SOURCE DATA Block Start

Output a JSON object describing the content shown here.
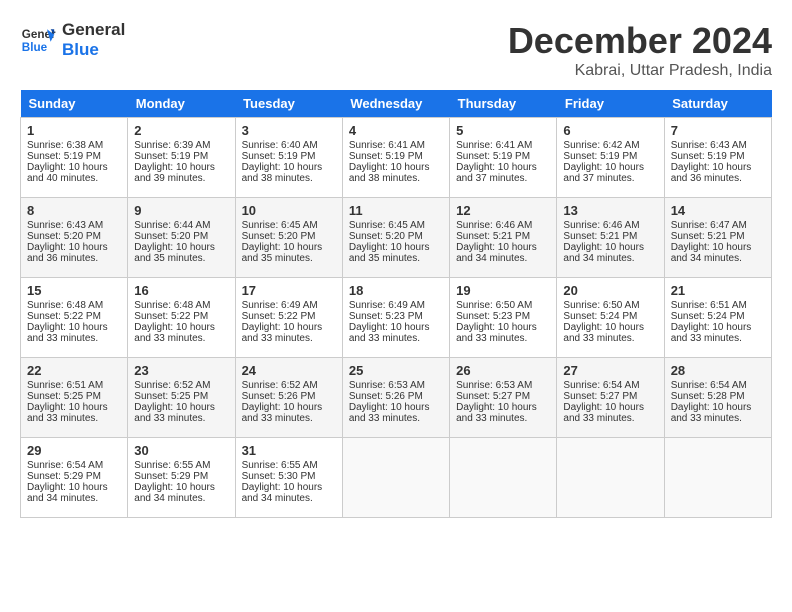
{
  "logo": {
    "line1": "General",
    "line2": "Blue"
  },
  "title": "December 2024",
  "location": "Kabrai, Uttar Pradesh, India",
  "days_of_week": [
    "Sunday",
    "Monday",
    "Tuesday",
    "Wednesday",
    "Thursday",
    "Friday",
    "Saturday"
  ],
  "weeks": [
    [
      {
        "day": "1",
        "sunrise": "6:38 AM",
        "sunset": "5:19 PM",
        "daylight": "10 hours and 40 minutes."
      },
      {
        "day": "2",
        "sunrise": "6:39 AM",
        "sunset": "5:19 PM",
        "daylight": "10 hours and 39 minutes."
      },
      {
        "day": "3",
        "sunrise": "6:40 AM",
        "sunset": "5:19 PM",
        "daylight": "10 hours and 38 minutes."
      },
      {
        "day": "4",
        "sunrise": "6:41 AM",
        "sunset": "5:19 PM",
        "daylight": "10 hours and 38 minutes."
      },
      {
        "day": "5",
        "sunrise": "6:41 AM",
        "sunset": "5:19 PM",
        "daylight": "10 hours and 37 minutes."
      },
      {
        "day": "6",
        "sunrise": "6:42 AM",
        "sunset": "5:19 PM",
        "daylight": "10 hours and 37 minutes."
      },
      {
        "day": "7",
        "sunrise": "6:43 AM",
        "sunset": "5:19 PM",
        "daylight": "10 hours and 36 minutes."
      }
    ],
    [
      {
        "day": "8",
        "sunrise": "6:43 AM",
        "sunset": "5:20 PM",
        "daylight": "10 hours and 36 minutes."
      },
      {
        "day": "9",
        "sunrise": "6:44 AM",
        "sunset": "5:20 PM",
        "daylight": "10 hours and 35 minutes."
      },
      {
        "day": "10",
        "sunrise": "6:45 AM",
        "sunset": "5:20 PM",
        "daylight": "10 hours and 35 minutes."
      },
      {
        "day": "11",
        "sunrise": "6:45 AM",
        "sunset": "5:20 PM",
        "daylight": "10 hours and 35 minutes."
      },
      {
        "day": "12",
        "sunrise": "6:46 AM",
        "sunset": "5:21 PM",
        "daylight": "10 hours and 34 minutes."
      },
      {
        "day": "13",
        "sunrise": "6:46 AM",
        "sunset": "5:21 PM",
        "daylight": "10 hours and 34 minutes."
      },
      {
        "day": "14",
        "sunrise": "6:47 AM",
        "sunset": "5:21 PM",
        "daylight": "10 hours and 34 minutes."
      }
    ],
    [
      {
        "day": "15",
        "sunrise": "6:48 AM",
        "sunset": "5:22 PM",
        "daylight": "10 hours and 33 minutes."
      },
      {
        "day": "16",
        "sunrise": "6:48 AM",
        "sunset": "5:22 PM",
        "daylight": "10 hours and 33 minutes."
      },
      {
        "day": "17",
        "sunrise": "6:49 AM",
        "sunset": "5:22 PM",
        "daylight": "10 hours and 33 minutes."
      },
      {
        "day": "18",
        "sunrise": "6:49 AM",
        "sunset": "5:23 PM",
        "daylight": "10 hours and 33 minutes."
      },
      {
        "day": "19",
        "sunrise": "6:50 AM",
        "sunset": "5:23 PM",
        "daylight": "10 hours and 33 minutes."
      },
      {
        "day": "20",
        "sunrise": "6:50 AM",
        "sunset": "5:24 PM",
        "daylight": "10 hours and 33 minutes."
      },
      {
        "day": "21",
        "sunrise": "6:51 AM",
        "sunset": "5:24 PM",
        "daylight": "10 hours and 33 minutes."
      }
    ],
    [
      {
        "day": "22",
        "sunrise": "6:51 AM",
        "sunset": "5:25 PM",
        "daylight": "10 hours and 33 minutes."
      },
      {
        "day": "23",
        "sunrise": "6:52 AM",
        "sunset": "5:25 PM",
        "daylight": "10 hours and 33 minutes."
      },
      {
        "day": "24",
        "sunrise": "6:52 AM",
        "sunset": "5:26 PM",
        "daylight": "10 hours and 33 minutes."
      },
      {
        "day": "25",
        "sunrise": "6:53 AM",
        "sunset": "5:26 PM",
        "daylight": "10 hours and 33 minutes."
      },
      {
        "day": "26",
        "sunrise": "6:53 AM",
        "sunset": "5:27 PM",
        "daylight": "10 hours and 33 minutes."
      },
      {
        "day": "27",
        "sunrise": "6:54 AM",
        "sunset": "5:27 PM",
        "daylight": "10 hours and 33 minutes."
      },
      {
        "day": "28",
        "sunrise": "6:54 AM",
        "sunset": "5:28 PM",
        "daylight": "10 hours and 33 minutes."
      }
    ],
    [
      {
        "day": "29",
        "sunrise": "6:54 AM",
        "sunset": "5:29 PM",
        "daylight": "10 hours and 34 minutes."
      },
      {
        "day": "30",
        "sunrise": "6:55 AM",
        "sunset": "5:29 PM",
        "daylight": "10 hours and 34 minutes."
      },
      {
        "day": "31",
        "sunrise": "6:55 AM",
        "sunset": "5:30 PM",
        "daylight": "10 hours and 34 minutes."
      },
      null,
      null,
      null,
      null
    ]
  ],
  "labels": {
    "sunrise": "Sunrise:",
    "sunset": "Sunset:",
    "daylight": "Daylight:"
  }
}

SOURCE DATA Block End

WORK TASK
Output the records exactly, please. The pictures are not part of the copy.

YOUR SOLUTION
Output a JSON object describing the content shown here.
{
  "logo": {
    "line1": "General",
    "line2": "Blue"
  },
  "title": "December 2024",
  "location": "Kabrai, Uttar Pradesh, India",
  "days_of_week": [
    "Sunday",
    "Monday",
    "Tuesday",
    "Wednesday",
    "Thursday",
    "Friday",
    "Saturday"
  ],
  "weeks": [
    [
      {
        "day": "1",
        "sunrise": "6:38 AM",
        "sunset": "5:19 PM",
        "daylight": "10 hours and 40 minutes."
      },
      {
        "day": "2",
        "sunrise": "6:39 AM",
        "sunset": "5:19 PM",
        "daylight": "10 hours and 39 minutes."
      },
      {
        "day": "3",
        "sunrise": "6:40 AM",
        "sunset": "5:19 PM",
        "daylight": "10 hours and 38 minutes."
      },
      {
        "day": "4",
        "sunrise": "6:41 AM",
        "sunset": "5:19 PM",
        "daylight": "10 hours and 38 minutes."
      },
      {
        "day": "5",
        "sunrise": "6:41 AM",
        "sunset": "5:19 PM",
        "daylight": "10 hours and 37 minutes."
      },
      {
        "day": "6",
        "sunrise": "6:42 AM",
        "sunset": "5:19 PM",
        "daylight": "10 hours and 37 minutes."
      },
      {
        "day": "7",
        "sunrise": "6:43 AM",
        "sunset": "5:19 PM",
        "daylight": "10 hours and 36 minutes."
      }
    ],
    [
      {
        "day": "8",
        "sunrise": "6:43 AM",
        "sunset": "5:20 PM",
        "daylight": "10 hours and 36 minutes."
      },
      {
        "day": "9",
        "sunrise": "6:44 AM",
        "sunset": "5:20 PM",
        "daylight": "10 hours and 35 minutes."
      },
      {
        "day": "10",
        "sunrise": "6:45 AM",
        "sunset": "5:20 PM",
        "daylight": "10 hours and 35 minutes."
      },
      {
        "day": "11",
        "sunrise": "6:45 AM",
        "sunset": "5:20 PM",
        "daylight": "10 hours and 35 minutes."
      },
      {
        "day": "12",
        "sunrise": "6:46 AM",
        "sunset": "5:21 PM",
        "daylight": "10 hours and 34 minutes."
      },
      {
        "day": "13",
        "sunrise": "6:46 AM",
        "sunset": "5:21 PM",
        "daylight": "10 hours and 34 minutes."
      },
      {
        "day": "14",
        "sunrise": "6:47 AM",
        "sunset": "5:21 PM",
        "daylight": "10 hours and 34 minutes."
      }
    ],
    [
      {
        "day": "15",
        "sunrise": "6:48 AM",
        "sunset": "5:22 PM",
        "daylight": "10 hours and 33 minutes."
      },
      {
        "day": "16",
        "sunrise": "6:48 AM",
        "sunset": "5:22 PM",
        "daylight": "10 hours and 33 minutes."
      },
      {
        "day": "17",
        "sunrise": "6:49 AM",
        "sunset": "5:22 PM",
        "daylight": "10 hours and 33 minutes."
      },
      {
        "day": "18",
        "sunrise": "6:49 AM",
        "sunset": "5:23 PM",
        "daylight": "10 hours and 33 minutes."
      },
      {
        "day": "19",
        "sunrise": "6:50 AM",
        "sunset": "5:23 PM",
        "daylight": "10 hours and 33 minutes."
      },
      {
        "day": "20",
        "sunrise": "6:50 AM",
        "sunset": "5:24 PM",
        "daylight": "10 hours and 33 minutes."
      },
      {
        "day": "21",
        "sunrise": "6:51 AM",
        "sunset": "5:24 PM",
        "daylight": "10 hours and 33 minutes."
      }
    ],
    [
      {
        "day": "22",
        "sunrise": "6:51 AM",
        "sunset": "5:25 PM",
        "daylight": "10 hours and 33 minutes."
      },
      {
        "day": "23",
        "sunrise": "6:52 AM",
        "sunset": "5:25 PM",
        "daylight": "10 hours and 33 minutes."
      },
      {
        "day": "24",
        "sunrise": "6:52 AM",
        "sunset": "5:26 PM",
        "daylight": "10 hours and 33 minutes."
      },
      {
        "day": "25",
        "sunrise": "6:53 AM",
        "sunset": "5:26 PM",
        "daylight": "10 hours and 33 minutes."
      },
      {
        "day": "26",
        "sunrise": "6:53 AM",
        "sunset": "5:27 PM",
        "daylight": "10 hours and 33 minutes."
      },
      {
        "day": "27",
        "sunrise": "6:54 AM",
        "sunset": "5:27 PM",
        "daylight": "10 hours and 33 minutes."
      },
      {
        "day": "28",
        "sunrise": "6:54 AM",
        "sunset": "5:28 PM",
        "daylight": "10 hours and 33 minutes."
      }
    ],
    [
      {
        "day": "29",
        "sunrise": "6:54 AM",
        "sunset": "5:29 PM",
        "daylight": "10 hours and 34 minutes."
      },
      {
        "day": "30",
        "sunrise": "6:55 AM",
        "sunset": "5:29 PM",
        "daylight": "10 hours and 34 minutes."
      },
      {
        "day": "31",
        "sunrise": "6:55 AM",
        "sunset": "5:30 PM",
        "daylight": "10 hours and 34 minutes."
      },
      null,
      null,
      null,
      null
    ]
  ],
  "labels": {
    "sunrise": "Sunrise:",
    "sunset": "Sunset:",
    "daylight": "Daylight:"
  }
}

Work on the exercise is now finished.